NEW HAVEN, Conn. — A former animal research technician was sentenced Friday to 44 years in prison for killing a Yale graduate student days before what was to be her wedding day in 2009. The judge’s decision came after anguished relatives described how their anticipation of a celebration turned to grief as they returned home with her in a coffin.
Raymond Clark III, 26, apologized in New Haven Superior Court for strangling 24-year-old Annie Le of Placerville, Calif. Her body was found upside down stuffed in a wall of a research lab on Sept. 13, 2009, her wedding day and five days after she was last seen inside the Yale medical building.
“Annie was and will always be a wonderful person, by far a better person that I will ever be in my life,” Clark said. “I’m sorry I lied. I’m sorry I ruined lives and I’m sorry for taking Annie Le’s life.”
Clark pleaded guilty to the killing earlier this year, and prosecutors revealed at the time that he had left behind evidence of a sexual assault and desperately tried to cover his tracks.
Rabid beaver attacks 3 in Philadelphia
PHILADELPHIA — Pennsylvania wildlife officials say a rabid beaver attacked three people in Philadelphia.
The Game Commission reported Friday that an animal blamed for attacking a couple on Wednesday and a child on Thursday tested positive for rabies.
The attacks happened near Pennypack Creek in northeast Philadelphia. Authorities are warning people to be on the alert for animals acting unusually in the area.
Massachusetts tornado graded ‘severe,’ weather service says
TAUNTON, Mass. — The National Weather Service said Friday that storm damage in the hardest hit-areas in Massachusetts likely was from a “severe” tornado rated at least EF-3, meaning it had wind speeds between 136 and 165 mph.
The weather service said early information showed a tornado that moved from Westfield through Springfield and east to Monson and beyond got the classification of “EF-3 or higher” on the Enhanced Fujita Scale that goes from 1 to 5. EF-3 tornadoes can cause “severe damage,” including overturning cars and tearing off roofs.
The National Weather Service said it still was conducting a detailed survey from the Wednesday storms that flattened more than 200 structures and killed at least three people.
AP: UN report warns of ‘ethnic cleansing’ in Sudan
JUBA, Sudan — A confidential United Nations report warns that the invasion by Sudan’s military of the contested north-south region of Abyei could lead to “ethnic cleansing” if the tens of thousands of residents who fled are not able to return.
The U.N. human rights report — dated May 29 and marked “Not For Public Citation or Distribution” — said the north’s Khartoum government may have carried out a premeditated military plan to invade Abyei when Sudanese Armed Forces troops moved in May 21.
Expressing its “grave concern” about the escalating violence, the U.N. Security Council later Friday condemned Khartoum for seizing control of Abyei, “and the resulting displacement of tens of thousands of residents.”

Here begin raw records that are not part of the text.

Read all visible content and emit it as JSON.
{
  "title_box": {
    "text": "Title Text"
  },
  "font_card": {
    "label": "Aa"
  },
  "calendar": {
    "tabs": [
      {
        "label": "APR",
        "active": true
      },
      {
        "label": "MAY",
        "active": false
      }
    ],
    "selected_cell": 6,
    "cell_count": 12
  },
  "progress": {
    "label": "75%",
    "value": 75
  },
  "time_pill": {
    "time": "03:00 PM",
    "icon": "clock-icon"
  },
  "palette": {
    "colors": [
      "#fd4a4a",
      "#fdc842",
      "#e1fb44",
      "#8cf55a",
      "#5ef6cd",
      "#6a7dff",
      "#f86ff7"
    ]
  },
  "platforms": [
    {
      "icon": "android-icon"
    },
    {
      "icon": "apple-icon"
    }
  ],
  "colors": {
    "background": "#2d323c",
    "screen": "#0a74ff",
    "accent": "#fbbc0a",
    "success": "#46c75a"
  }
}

It also called on the Sudanese Armed Forces to “ensure an immediate halt to all looting, burning, and illegal resettlement” in Abyei and asked both the north and the south to withdraw their military forces from the area.
The Ngok Dinka, a black tribe that associates itself with Sudan’s south, fled Abyei when northern troops and ethnic Misseriya — Arab cattle herders aligned with the north — moved in and looted homes. The U.N. report estimated that between 15 percent and 20 percent of the homes in Abyei were burned in what it called “deliberate destruction” and a violation of international humanitarian law.